Sometimes I wouldn’t play, or the coach would put me on the bench, my wife would be the one who used to cheer me up. Then when my first daughter was born, it was a different story, the minute you come home you have a bad day, you see your daughter all the bad stuff gets blocked out, and you realise because of this you need to keep on going.
Whenever I do motivational speaking, just a few weeks ago, there was some big athlete convention here at the Moses Mabhida Stadium and I did a speech there. There were lots of young athletes, top South African athletes, they asked me that questions and I said:
“One thing they must realise is that their career is going to come to an end, it’s not going to last forever and that they must enjoy it as much as possible. And if that time frame, you’re going through depression, don’t be afraid to speak up, don’t be afraid to ask for help. They shouldn’t keep it in if you don’t talk about it it’s going to affect them a lot. It can affect them so much that they might come to a situation where they might want to commit suicide believe it or not I never thought that would happen to me. And I was close to taking my life, very very close. But it can happen overnight.”

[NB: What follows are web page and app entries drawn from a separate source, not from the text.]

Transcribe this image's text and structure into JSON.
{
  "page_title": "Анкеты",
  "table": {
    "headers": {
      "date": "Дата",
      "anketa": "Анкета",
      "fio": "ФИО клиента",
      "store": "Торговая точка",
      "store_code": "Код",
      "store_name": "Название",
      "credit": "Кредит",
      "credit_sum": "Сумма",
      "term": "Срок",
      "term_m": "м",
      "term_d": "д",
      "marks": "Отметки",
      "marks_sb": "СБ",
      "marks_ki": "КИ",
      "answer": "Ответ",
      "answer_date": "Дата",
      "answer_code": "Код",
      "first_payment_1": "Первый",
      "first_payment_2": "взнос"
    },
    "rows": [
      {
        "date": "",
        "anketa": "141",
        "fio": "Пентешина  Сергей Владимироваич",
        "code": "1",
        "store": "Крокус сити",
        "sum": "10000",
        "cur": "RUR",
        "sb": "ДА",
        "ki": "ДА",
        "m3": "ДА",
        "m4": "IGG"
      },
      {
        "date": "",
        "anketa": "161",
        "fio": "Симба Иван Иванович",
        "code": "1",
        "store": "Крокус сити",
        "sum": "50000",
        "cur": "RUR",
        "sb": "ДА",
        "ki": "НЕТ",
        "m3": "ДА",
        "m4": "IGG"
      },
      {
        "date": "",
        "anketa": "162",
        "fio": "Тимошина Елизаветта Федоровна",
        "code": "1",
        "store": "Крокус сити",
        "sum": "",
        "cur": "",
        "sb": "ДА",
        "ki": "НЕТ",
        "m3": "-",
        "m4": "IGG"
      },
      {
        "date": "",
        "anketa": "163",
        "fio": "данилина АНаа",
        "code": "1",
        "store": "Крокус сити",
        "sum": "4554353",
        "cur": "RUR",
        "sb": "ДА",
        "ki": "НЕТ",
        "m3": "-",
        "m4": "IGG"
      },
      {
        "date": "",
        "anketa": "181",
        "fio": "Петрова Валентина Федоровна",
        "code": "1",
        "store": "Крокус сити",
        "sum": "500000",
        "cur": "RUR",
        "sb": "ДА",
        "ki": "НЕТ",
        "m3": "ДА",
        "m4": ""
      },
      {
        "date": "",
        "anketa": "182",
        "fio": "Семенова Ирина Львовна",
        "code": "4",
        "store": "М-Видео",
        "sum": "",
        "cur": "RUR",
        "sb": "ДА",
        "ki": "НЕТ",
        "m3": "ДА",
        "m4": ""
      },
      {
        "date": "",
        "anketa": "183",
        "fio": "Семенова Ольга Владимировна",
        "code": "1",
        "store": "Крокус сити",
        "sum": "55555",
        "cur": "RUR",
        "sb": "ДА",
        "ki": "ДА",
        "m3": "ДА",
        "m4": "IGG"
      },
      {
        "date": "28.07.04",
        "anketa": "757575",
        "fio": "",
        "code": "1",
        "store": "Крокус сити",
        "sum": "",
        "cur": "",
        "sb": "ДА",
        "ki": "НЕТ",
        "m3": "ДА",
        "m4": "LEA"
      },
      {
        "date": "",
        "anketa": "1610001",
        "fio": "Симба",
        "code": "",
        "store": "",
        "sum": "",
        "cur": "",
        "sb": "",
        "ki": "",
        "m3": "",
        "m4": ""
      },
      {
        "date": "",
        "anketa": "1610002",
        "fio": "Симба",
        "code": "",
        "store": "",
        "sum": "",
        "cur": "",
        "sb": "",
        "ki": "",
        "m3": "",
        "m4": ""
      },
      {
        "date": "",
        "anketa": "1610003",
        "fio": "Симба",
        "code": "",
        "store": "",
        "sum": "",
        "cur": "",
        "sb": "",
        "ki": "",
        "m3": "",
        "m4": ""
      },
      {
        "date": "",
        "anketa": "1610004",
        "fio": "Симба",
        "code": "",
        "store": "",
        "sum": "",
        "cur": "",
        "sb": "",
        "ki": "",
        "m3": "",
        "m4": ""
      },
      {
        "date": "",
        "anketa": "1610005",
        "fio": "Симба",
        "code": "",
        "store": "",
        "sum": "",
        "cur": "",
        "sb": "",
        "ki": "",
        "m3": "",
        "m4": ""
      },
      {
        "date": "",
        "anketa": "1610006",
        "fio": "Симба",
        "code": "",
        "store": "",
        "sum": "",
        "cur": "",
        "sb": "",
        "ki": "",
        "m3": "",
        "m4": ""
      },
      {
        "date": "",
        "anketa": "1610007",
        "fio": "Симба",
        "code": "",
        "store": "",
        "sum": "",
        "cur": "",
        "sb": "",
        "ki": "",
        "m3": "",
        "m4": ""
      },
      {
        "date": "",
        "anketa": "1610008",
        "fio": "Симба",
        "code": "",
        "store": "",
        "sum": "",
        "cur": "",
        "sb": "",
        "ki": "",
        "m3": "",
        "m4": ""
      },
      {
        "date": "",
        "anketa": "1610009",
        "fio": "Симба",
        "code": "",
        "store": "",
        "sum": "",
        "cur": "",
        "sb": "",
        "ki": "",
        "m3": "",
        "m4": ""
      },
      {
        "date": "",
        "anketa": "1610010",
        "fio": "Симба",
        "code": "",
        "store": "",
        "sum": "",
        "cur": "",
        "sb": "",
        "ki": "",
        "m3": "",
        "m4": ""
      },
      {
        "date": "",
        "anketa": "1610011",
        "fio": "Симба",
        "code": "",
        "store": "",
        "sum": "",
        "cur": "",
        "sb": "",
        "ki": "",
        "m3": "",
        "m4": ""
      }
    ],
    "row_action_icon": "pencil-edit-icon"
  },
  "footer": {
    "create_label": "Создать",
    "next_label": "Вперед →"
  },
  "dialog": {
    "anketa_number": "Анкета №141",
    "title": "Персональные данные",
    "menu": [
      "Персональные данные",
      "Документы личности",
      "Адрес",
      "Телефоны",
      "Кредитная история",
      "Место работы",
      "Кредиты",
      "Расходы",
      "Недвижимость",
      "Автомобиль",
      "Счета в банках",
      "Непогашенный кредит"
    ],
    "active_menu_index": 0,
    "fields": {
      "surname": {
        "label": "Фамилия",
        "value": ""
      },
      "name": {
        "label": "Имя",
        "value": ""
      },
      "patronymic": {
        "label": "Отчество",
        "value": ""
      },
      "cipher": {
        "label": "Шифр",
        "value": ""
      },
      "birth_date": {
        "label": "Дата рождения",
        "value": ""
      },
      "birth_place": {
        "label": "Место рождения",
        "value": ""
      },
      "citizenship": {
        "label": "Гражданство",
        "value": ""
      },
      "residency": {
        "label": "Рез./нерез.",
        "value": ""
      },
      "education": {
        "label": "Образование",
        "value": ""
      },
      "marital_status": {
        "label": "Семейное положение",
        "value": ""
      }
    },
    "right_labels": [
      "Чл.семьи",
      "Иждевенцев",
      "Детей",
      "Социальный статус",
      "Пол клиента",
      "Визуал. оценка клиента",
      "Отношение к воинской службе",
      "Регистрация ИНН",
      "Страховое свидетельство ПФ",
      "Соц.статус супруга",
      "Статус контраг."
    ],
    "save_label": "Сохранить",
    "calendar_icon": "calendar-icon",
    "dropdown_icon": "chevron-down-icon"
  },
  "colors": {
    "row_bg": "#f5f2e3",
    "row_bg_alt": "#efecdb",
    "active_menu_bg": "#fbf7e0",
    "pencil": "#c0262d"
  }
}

Varsity Sports: When you eventually went back to Borussia Dortmund, it was your birthday and the crowd started singing happy birthday to you, but the last time you were there, they were booing you. Was the Borussia Dortmund crowd singing to you a sign that things to do change?
Delron Buckley: It was a big moment, that’s why I put that story in my book, so that people realise that things can turn. Because that’s why I wanted to prove to the people in Dortmund that although I had a bad season, I was depressed, I wasn’t scoring the fans were booing at you. I needed to leave for a second and get my head free. And I came back, the tables had turned, if I had to return to Dortmund they would give me VIP tickets to watch any game I wanted to and the fans love me, so things do turn.
It’s like a storm, it’s not going to be a storm for a whole 12 months, it will come for one or two days and it’s going to end, and what comes after the storm? Sunlight.